- The FPPC announced yesterday that Sacramento Superior Court Judge Thomas Cecil has moved the hearing date for a complaint against supporters of Proposition 54 from Sept. 26 to Sept. 19, the Los Angeles Times reports. The FPPC sued the Connerly and his American Civil Rights Coalition last week for failing to disclose its sources of funding for the pro-Proposition 54 campaign. The commission requested that the hearing be moved up so that in the event that the initiative's proponents are required to disclose contribution sources, the public will have sufficient time to learn of the financial backers before the Oct. 7 vote (Los Angeles Times, 9/10).
Summaries of an opinion piece and editorials addressing Proposition 54 appear below.
- Proposition 54 is "as dangerous as it is misguided" because it would "turn back the clock of civil rights by barring reasonable access to data that are not only critical to civil rights enforcement but also to addressing challenges in education and health care," David De Luz, president of the San Francisco NAACP, writes in an opinion piece in the Sacramento Bee.
- If it is not illegal for Bustamante to exceed campaign contribution limits, use a committee established during a previous campaign, appear in issue advertisements and accept millions in contributions from sovereign American Indian nations, "it ought to be," a San Diego Union-Tribune editorial states. The editorial adds that breaking campaign finance reform laws "in letter or spirit" leaves voters "scratching our heads in wonder or disgust" that the laws are so "murky and ineffective" (San Diego Union-Tribune, 9/10).

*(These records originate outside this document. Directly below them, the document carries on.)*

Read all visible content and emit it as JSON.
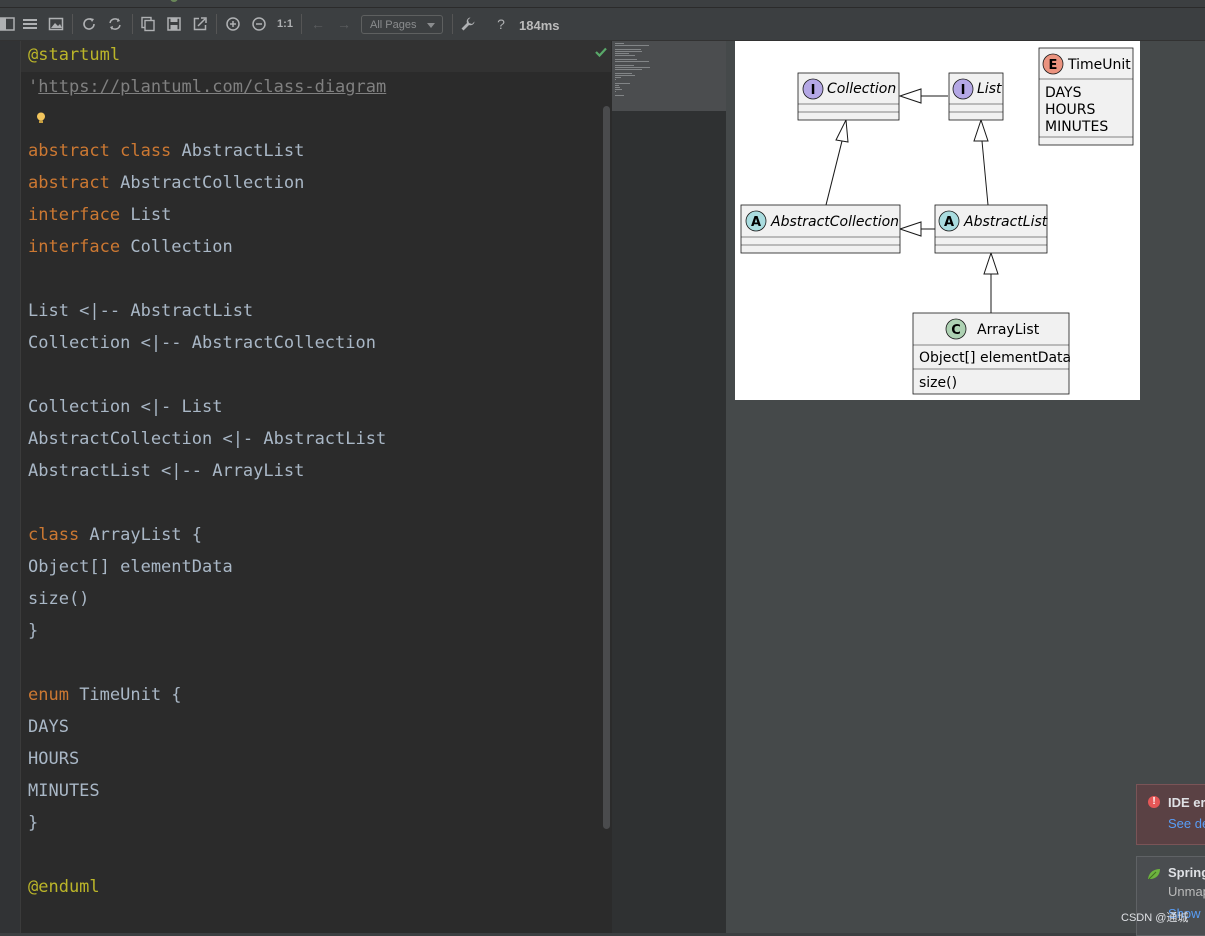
{
  "tabs": [
    {
      "label": ""
    },
    {
      "label": ""
    }
  ],
  "toolbar": {
    "pages_select": "All Pages",
    "zoom_reset": "1:1",
    "help": "?",
    "render_time": "184ms"
  },
  "editor": {
    "lines": [
      "@startuml",
      "'https://plantuml.com/class-diagram",
      "",
      "abstract class AbstractList",
      "abstract AbstractCollection",
      "interface List",
      "interface Collection",
      "",
      "List <|-- AbstractList",
      "Collection <|-- AbstractCollection",
      "",
      "Collection <|- List",
      "AbstractCollection <|- AbstractList",
      "AbstractList <|-- ArrayList",
      "",
      "class ArrayList {",
      "Object[] elementData",
      "size()",
      "}",
      "",
      "enum TimeUnit {",
      "DAYS",
      "HOURS",
      "MINUTES",
      "}",
      "",
      "@enduml"
    ]
  },
  "diagram": {
    "classes": {
      "collection": {
        "stereo": "I",
        "name": "Collection"
      },
      "list": {
        "stereo": "I",
        "name": "List"
      },
      "abstract_collection": {
        "stereo": "A",
        "name": "AbstractCollection"
      },
      "abstract_list": {
        "stereo": "A",
        "name": "AbstractList"
      },
      "array_list": {
        "stereo": "C",
        "name": "ArrayList",
        "field": "Object[] elementData",
        "method": "size()"
      },
      "time_unit": {
        "stereo": "E",
        "name": "TimeUnit",
        "values": [
          "DAYS",
          "HOURS",
          "MINUTES"
        ]
      }
    }
  },
  "notifications": {
    "error": {
      "title": "IDE er",
      "link": "See de"
    },
    "spring": {
      "title": "Spring",
      "body": "Unmap",
      "link": "Show"
    }
  },
  "watermark": "CSDN @通城",
  "colors": {
    "keyword": "#cc7832",
    "annotation": "#bbb529",
    "comment": "#808080",
    "interface_badge": "#b4a7e5",
    "abstract_badge": "#a9dcdf",
    "class_badge": "#add1b2",
    "enum_badge": "#eb937f"
  }
}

- After obtaining millions in donations through a "campaign finance loophole," Bustamante has led some to "wonder about the propriety" of his diversion of $3.8 million to the effort to stop Proposition 54, an Orange County Register editorial states. Bustamante's appearance in advertisements opposing Proposition 54 would "raise his visibility in his recall race," the editorial states, adding that it is "unfair to Prop. 54 supporters to allow these questionable funds to be used to defeat the measure" (Orange County Register, 9/9).

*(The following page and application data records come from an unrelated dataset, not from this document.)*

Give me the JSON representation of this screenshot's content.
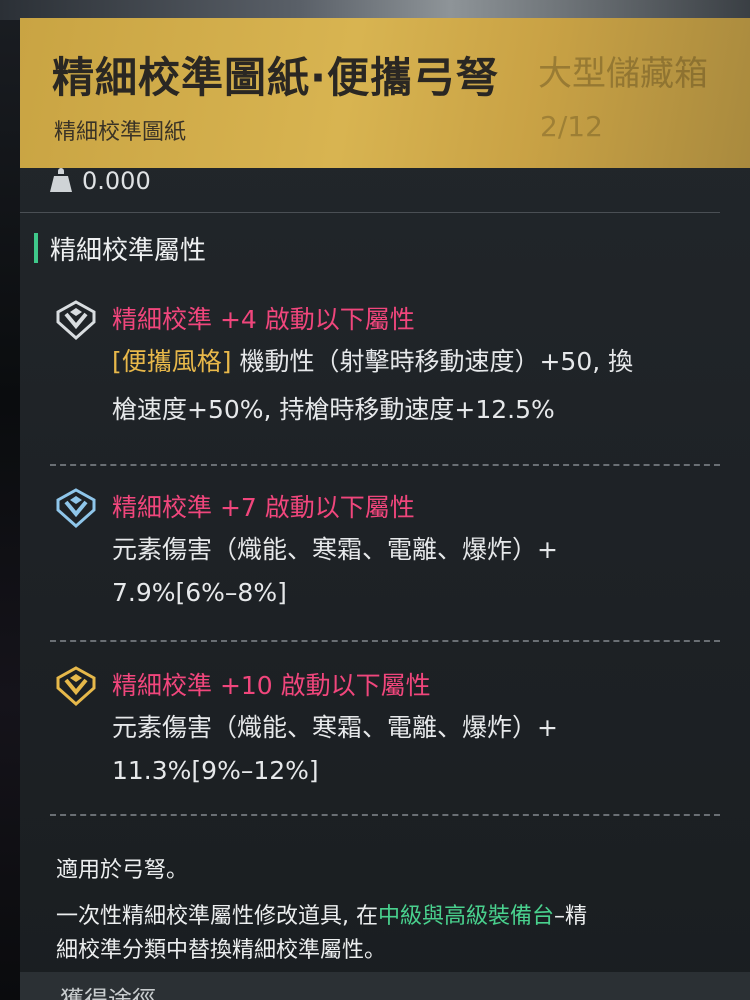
{
  "header": {
    "title": "精細校準圖紙·便攜弓弩",
    "subtitle": "精細校準圖紙",
    "ghost_right_1": "大型儲藏箱",
    "ghost_right_2": "2/12"
  },
  "weight": {
    "icon": "weight-icon",
    "value": "0.000"
  },
  "section": {
    "title": "精細校準屬性"
  },
  "attributes": [
    {
      "icon": "calibration-emblem-silver-icon",
      "heading": "精細校準 +4 啟動以下屬性",
      "tag": "[便攜風格]",
      "line1": "機動性（射擊時移動速度）+50, 換",
      "line2": "槍速度+50%, 持槍時移動速度+12.5%"
    },
    {
      "icon": "calibration-emblem-blue-icon",
      "heading": "精細校準 +7 啟動以下屬性",
      "line1": "元素傷害（熾能、寒霜、電離、爆炸）+",
      "value": "7.9%",
      "range": "[6%–8%]"
    },
    {
      "icon": "calibration-emblem-gold-icon",
      "heading": "精細校準 +10 啟動以下屬性",
      "line1": "元素傷害（熾能、寒霜、電離、爆炸）+",
      "value": "11.3%",
      "range": "[9%–12%]"
    }
  ],
  "footer": {
    "line1": "適用於弓弩。",
    "line2_a": "一次性精細校準屬性修改道具, 在",
    "line2_highlight": "中級與高級裝備台",
    "line2_b": "–精",
    "line3": "細校準分類中替換精細校準屬性。"
  },
  "bottom": {
    "text": "獲得途徑"
  },
  "colors": {
    "header_gold": "#d8b451",
    "attr_pink": "#f0467c",
    "tag_gold": "#e8b84a",
    "highlight_green": "#49d18e",
    "section_bar": "#3fc88a"
  }
}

Additional Proposition 54 coverage is available online. This is part of the California Healthline Daily Edition, a summary of health policy coverage from major news organizations. Sign up for an email subscription.